Work to be completed
Print all the data, keeping every line exactly as it is.

The data
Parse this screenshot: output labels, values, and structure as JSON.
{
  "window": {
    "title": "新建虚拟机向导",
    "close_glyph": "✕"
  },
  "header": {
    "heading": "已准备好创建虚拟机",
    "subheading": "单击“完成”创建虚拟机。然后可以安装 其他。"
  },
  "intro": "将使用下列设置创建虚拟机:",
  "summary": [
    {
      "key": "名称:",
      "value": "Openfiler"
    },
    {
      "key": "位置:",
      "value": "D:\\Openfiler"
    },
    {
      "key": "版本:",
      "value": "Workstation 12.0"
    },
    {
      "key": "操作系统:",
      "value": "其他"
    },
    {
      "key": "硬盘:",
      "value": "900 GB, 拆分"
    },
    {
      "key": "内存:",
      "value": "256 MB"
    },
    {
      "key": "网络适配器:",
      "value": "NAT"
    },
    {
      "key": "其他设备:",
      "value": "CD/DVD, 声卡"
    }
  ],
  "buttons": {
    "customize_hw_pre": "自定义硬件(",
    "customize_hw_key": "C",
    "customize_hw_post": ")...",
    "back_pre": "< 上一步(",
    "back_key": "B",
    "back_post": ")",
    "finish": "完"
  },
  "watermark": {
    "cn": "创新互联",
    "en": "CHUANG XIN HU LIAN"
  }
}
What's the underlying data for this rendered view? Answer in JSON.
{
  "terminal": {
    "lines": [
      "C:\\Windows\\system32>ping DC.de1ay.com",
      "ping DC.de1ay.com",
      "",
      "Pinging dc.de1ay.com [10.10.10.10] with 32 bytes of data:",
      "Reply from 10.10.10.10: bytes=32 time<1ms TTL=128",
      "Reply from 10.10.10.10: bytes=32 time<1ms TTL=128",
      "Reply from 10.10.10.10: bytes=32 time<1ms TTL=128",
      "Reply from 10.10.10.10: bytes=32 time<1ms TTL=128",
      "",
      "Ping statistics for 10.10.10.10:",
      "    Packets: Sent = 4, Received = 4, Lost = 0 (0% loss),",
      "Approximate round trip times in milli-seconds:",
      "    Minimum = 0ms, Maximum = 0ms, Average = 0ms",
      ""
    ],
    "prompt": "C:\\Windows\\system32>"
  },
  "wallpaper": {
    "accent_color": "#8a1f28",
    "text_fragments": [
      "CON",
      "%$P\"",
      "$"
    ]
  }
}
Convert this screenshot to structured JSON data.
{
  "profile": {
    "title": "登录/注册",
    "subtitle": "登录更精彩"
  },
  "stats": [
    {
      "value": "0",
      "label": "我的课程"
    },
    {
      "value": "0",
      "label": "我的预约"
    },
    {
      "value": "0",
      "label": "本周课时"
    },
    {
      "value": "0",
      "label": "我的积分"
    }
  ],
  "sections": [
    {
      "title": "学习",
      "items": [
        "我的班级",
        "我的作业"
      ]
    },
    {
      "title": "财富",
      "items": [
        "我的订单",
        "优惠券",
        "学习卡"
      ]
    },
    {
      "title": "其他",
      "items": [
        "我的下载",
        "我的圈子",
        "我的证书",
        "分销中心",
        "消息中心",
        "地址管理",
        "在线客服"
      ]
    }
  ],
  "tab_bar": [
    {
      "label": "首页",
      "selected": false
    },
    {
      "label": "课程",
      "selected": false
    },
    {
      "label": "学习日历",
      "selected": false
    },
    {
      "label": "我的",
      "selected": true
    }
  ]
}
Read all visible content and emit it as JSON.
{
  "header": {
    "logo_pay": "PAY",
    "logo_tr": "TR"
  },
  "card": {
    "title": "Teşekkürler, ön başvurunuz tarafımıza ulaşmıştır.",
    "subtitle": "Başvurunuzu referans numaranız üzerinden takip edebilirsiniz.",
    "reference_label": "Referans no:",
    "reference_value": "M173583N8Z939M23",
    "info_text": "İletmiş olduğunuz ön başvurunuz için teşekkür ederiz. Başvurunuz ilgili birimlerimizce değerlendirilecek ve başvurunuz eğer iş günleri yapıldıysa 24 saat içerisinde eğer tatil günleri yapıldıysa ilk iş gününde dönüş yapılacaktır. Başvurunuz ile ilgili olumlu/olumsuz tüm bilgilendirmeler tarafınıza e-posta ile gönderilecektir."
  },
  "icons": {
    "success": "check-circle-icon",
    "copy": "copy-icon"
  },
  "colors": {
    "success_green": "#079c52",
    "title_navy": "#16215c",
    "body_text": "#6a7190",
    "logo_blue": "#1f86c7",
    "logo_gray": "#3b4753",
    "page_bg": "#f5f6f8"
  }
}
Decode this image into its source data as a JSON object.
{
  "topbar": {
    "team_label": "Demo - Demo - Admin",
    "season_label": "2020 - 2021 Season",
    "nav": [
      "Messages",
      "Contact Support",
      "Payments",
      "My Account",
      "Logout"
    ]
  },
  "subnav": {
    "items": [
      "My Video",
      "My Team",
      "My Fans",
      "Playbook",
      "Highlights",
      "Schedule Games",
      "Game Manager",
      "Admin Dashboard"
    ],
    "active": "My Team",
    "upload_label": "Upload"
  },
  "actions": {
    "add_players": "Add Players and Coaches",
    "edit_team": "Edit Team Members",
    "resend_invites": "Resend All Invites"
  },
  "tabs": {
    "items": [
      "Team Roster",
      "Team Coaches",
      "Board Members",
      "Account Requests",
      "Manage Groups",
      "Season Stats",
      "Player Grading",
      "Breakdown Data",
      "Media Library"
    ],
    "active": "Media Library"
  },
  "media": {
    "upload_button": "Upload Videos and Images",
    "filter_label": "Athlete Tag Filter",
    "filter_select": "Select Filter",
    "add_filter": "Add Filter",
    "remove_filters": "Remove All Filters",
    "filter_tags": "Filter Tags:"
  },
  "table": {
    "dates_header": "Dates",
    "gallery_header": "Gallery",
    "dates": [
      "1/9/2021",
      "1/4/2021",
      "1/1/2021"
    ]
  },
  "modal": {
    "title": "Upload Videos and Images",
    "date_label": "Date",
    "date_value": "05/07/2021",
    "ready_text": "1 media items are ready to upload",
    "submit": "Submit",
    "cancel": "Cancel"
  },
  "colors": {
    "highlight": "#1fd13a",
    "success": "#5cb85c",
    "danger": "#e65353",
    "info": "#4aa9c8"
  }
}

Reply
Parse this screenshot: output labels, values, and structure as JSON.
{
  "window": {
    "title": "新建虚拟机向导",
    "close_glyph": "✕"
  },
  "header": {
    "heading": "已准备好创建虚拟机",
    "subheading": "单击“完成”创建虚拟机。然后可以安装 其他。"
  },
  "intro": "将使用下列设置创建虚拟机:",
  "summary": [
    {
      "key": "名称:",
      "value": "Openfiler"
    },
    {
      "key": "位置:",
      "value": "D:\\Openfiler"
    },
    {
      "key": "版本:",
      "value": "Workstation 12.0"
    },
    {
      "key": "操作系统:",
      "value": "其他"
    },
    {
      "key": "硬盘:",
      "value": "900 GB, 拆分"
    },
    {
      "key": "内存:",
      "value": "256 MB"
    },
    {
      "key": "网络适配器:",
      "value": "NAT"
    },
    {
      "key": "其他设备:",
      "value": "CD/DVD, 声卡"
    }
  ],
  "buttons": {
    "customize_hw_pre": "自定义硬件(",
    "customize_hw_key": "C",
    "customize_hw_post": ")...",
    "back_pre": "< 上一步(",
    "back_key": "B",
    "back_post": ")",
    "finish": "完"
  },
  "watermark": {
    "cn": "创新互联",
    "en": "CHUANG XIN HU LIAN"
  }
}
What's the underlying data for this rendered view? Answer in JSON.
{
  "terminal": {
    "lines": [
      "C:\\Windows\\system32>ping DC.de1ay.com",
      "ping DC.de1ay.com",
      "",
      "Pinging dc.de1ay.com [10.10.10.10] with 32 bytes of data:",
      "Reply from 10.10.10.10: bytes=32 time<1ms TTL=128",
      "Reply from 10.10.10.10: bytes=32 time<1ms TTL=128",
      "Reply from 10.10.10.10: bytes=32 time<1ms TTL=128",
      "Reply from 10.10.10.10: bytes=32 time<1ms TTL=128",
      "",
      "Ping statistics for 10.10.10.10:",
      "    Packets: Sent = 4, Received = 4, Lost = 0 (0% loss),",
      "Approximate round trip times in milli-seconds:",
      "    Minimum = 0ms, Maximum = 0ms, Average = 0ms",
      ""
    ],
    "prompt": "C:\\Windows\\system32>"
  },
  "wallpaper": {
    "accent_color": "#8a1f28",
    "text_fragments": [
      "CON",
      "%$P\"",
      "$"
    ]
  }
}
Convert this screenshot to structured JSON data.
{
  "profile": {
    "title": "登录/注册",
    "subtitle": "登录更精彩"
  },
  "stats": [
    {
      "value": "0",
      "label": "我的课程"
    },
    {
      "value": "0",
      "label": "我的预约"
    },
    {
      "value": "0",
      "label": "本周课时"
    },
    {
      "value": "0",
      "label": "我的积分"
    }
  ],
  "sections": [
    {
      "title": "学习",
      "items": [
        "我的班级",
        "我的作业"
      ]
    },
    {
      "title": "财富",
      "items": [
        "我的订单",
        "优惠券",
        "学习卡"
      ]
    },
    {
      "title": "其他",
      "items": [
        "我的下载",
        "我的圈子",
        "我的证书",
        "分销中心",
        "消息中心",
        "地址管理",
        "在线客服"
      ]
    }
  ],
  "tab_bar": [
    {
      "label": "首页",
      "selected": false
    },
    {
      "label": "课程",
      "selected": false
    },
    {
      "label": "学习日历",
      "selected": false
    },
    {
      "label": "我的",
      "selected": true
    }
  ]
}
Read all visible content and emit it as JSON.
{
  "header": {
    "logo_pay": "PAY",
    "logo_tr": "TR"
  },
  "card": {
    "title": "Teşekkürler, ön başvurunuz tarafımıza ulaşmıştır.",
    "subtitle": "Başvurunuzu referans numaranız üzerinden takip edebilirsiniz.",
    "reference_label": "Referans no:",
    "reference_value": "M173583N8Z939M23",
    "info_text": "İletmiş olduğunuz ön başvurunuz için teşekkür ederiz. Başvurunuz ilgili birimlerimizce değerlendirilecek ve başvurunuz eğer iş günleri yapıldıysa 24 saat içerisinde eğer tatil günleri yapıldıysa ilk iş gününde dönüş yapılacaktır. Başvurunuz ile ilgili olumlu/olumsuz tüm bilgilendirmeler tarafınıza e-posta ile gönderilecektir."
  },
  "icons": {
    "success": "check-circle-icon",
    "copy": "copy-icon"
  },
  "colors": {
    "success_green": "#079c52",
    "title_navy": "#16215c",
    "body_text": "#6a7190",
    "logo_blue": "#1f86c7",
    "logo_gray": "#3b4753",
    "page_bg": "#f5f6f8"
  }
}
Decode this image into its source data as a JSON object.
{
  "topbar": {
    "team_label": "Demo - Demo - Admin",
    "season_label": "2020 - 2021 Season",
    "nav": [
      "Messages",
      "Contact Support",
      "Payments",
      "My Account",
      "Logout"
    ]
  },
  "subnav": {
    "items": [
      "My Video",
      "My Team",
      "My Fans",
      "Playbook",
      "Highlights",
      "Schedule Games",
      "Game Manager",
      "Admin Dashboard"
    ],
    "active": "My Team",
    "upload_label": "Upload"
  },
  "actions": {
    "add_players": "Add Players and Coaches",
    "edit_team": "Edit Team Members",
    "resend_invites": "Resend All Invites"
  },
  "tabs": {
    "items": [
      "Team Roster",
      "Team Coaches",
      "Board Members",
      "Account Requests",
      "Manage Groups",
      "Season Stats",
      "Player Grading",
      "Breakdown Data",
      "Media Library"
    ],
    "active": "Media Library"
  },
  "media": {
    "upload_button": "Upload Videos and Images",
    "filter_label": "Athlete Tag Filter",
    "filter_select": "Select Filter",
    "add_filter": "Add Filter",
    "remove_filters": "Remove All Filters",
    "filter_tags": "Filter Tags:"
  },
  "table": {
    "dates_header": "Dates",
    "gallery_header": "Gallery",
    "dates": [
      "1/9/2021",
      "1/4/2021",
      "1/1/2021"
    ]
  },
  "modal": {
    "title": "Upload Videos and Images",
    "date_label": "Date",
    "date_value": "05/07/2021",
    "ready_text": "1 media items are ready to upload",
    "submit": "Submit",
    "cancel": "Cancel"
  },
  "colors": {
    "highlight": "#1fd13a",
    "success": "#5cb85c",
    "danger": "#e65353",
    "info": "#4aa9c8"
  }
}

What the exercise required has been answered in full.